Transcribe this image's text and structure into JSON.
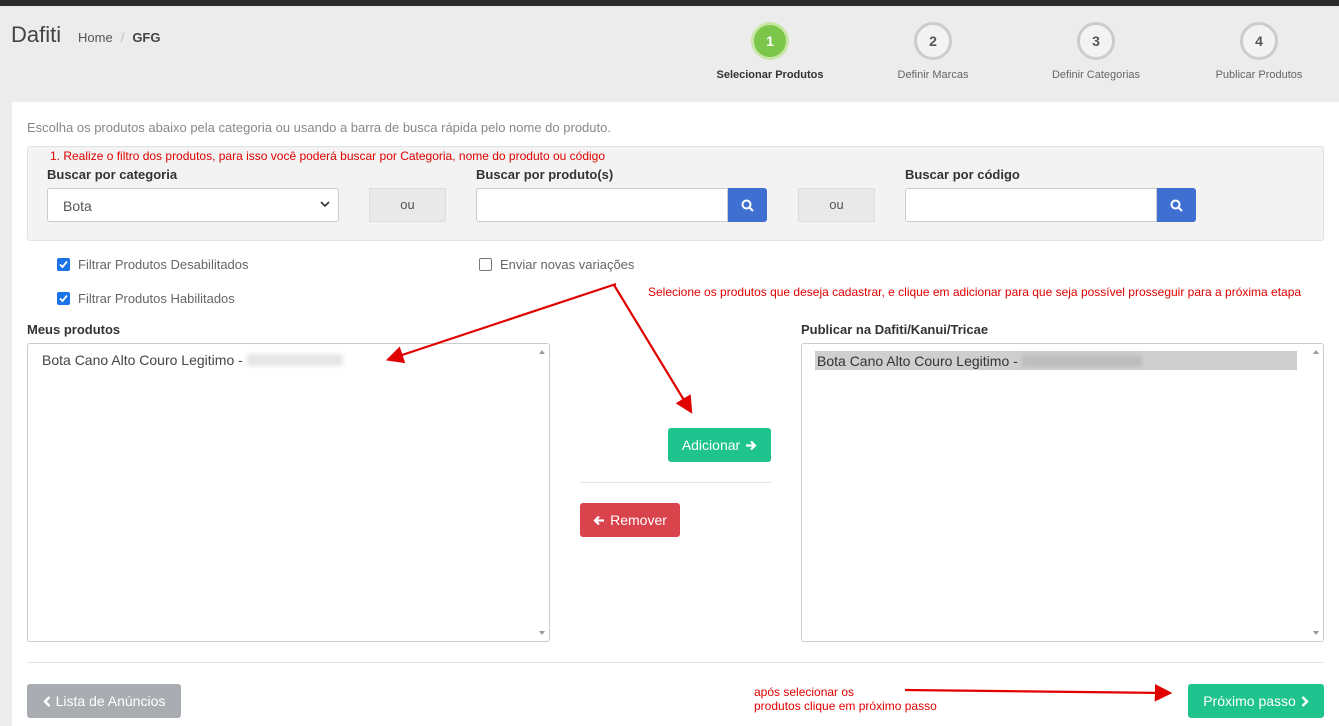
{
  "app": {
    "title": "Dafiti"
  },
  "breadcrumb": {
    "home": "Home",
    "separator": "/",
    "current": "GFG"
  },
  "steps": [
    {
      "number": "1",
      "label": "Selecionar Produtos",
      "active": true
    },
    {
      "number": "2",
      "label": "Definir Marcas",
      "active": false
    },
    {
      "number": "3",
      "label": "Definir Categorias",
      "active": false
    },
    {
      "number": "4",
      "label": "Publicar Produtos",
      "active": false
    }
  ],
  "intro": "Escolha os produtos abaixo pela categoria ou usando a barra de busca rápida pelo nome do produto.",
  "notes": {
    "filter": "1. Realize o filtro dos produtos, para isso você poderá buscar por Categoria, nome do produto ou código",
    "select": "Selecione os produtos que deseja cadastrar, e clique em adicionar para que seja possível prosseguir para a próxima etapa",
    "next_line1": "após selecionar os",
    "next_line2": "produtos clique em próximo passo"
  },
  "filters": {
    "category_label": "Buscar por categoria",
    "category_value": "Bota",
    "or1": "ou",
    "product_label": "Buscar por produto(s)",
    "product_value": "",
    "or2": "ou",
    "code_label": "Buscar por código",
    "code_value": ""
  },
  "checkboxes": {
    "disabled": {
      "label": "Filtrar Produtos Desabilitados",
      "checked": true
    },
    "enabled": {
      "label": "Filtrar Produtos Habilitados",
      "checked": true
    },
    "variations": {
      "label": "Enviar novas variações",
      "checked": false
    }
  },
  "my_products": {
    "label": "Meus produtos",
    "items": [
      "Bota Cano Alto Couro Legitimo -"
    ]
  },
  "publish": {
    "label": "Publicar na Dafiti/Kanui/Tricae",
    "items": [
      "Bota Cano Alto Couro Legitimo -"
    ]
  },
  "buttons": {
    "add": "Adicionar",
    "remove": "Remover",
    "back": "Lista de Anúncios",
    "next": "Próximo passo"
  },
  "colors": {
    "accent_green": "#1fc38e",
    "danger_red": "#d9434b",
    "primary_blue": "#3f6fd0",
    "step_active": "#7cc74a",
    "annotation_red": "#e00000"
  }
}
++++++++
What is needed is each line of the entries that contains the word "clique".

    "select": "Selecione os produtos que deseja cadastrar, e clique em adicionar para que seja possível prosseguir para a próxima etapa",
    "next_line2": "produtos clique em próximo passo"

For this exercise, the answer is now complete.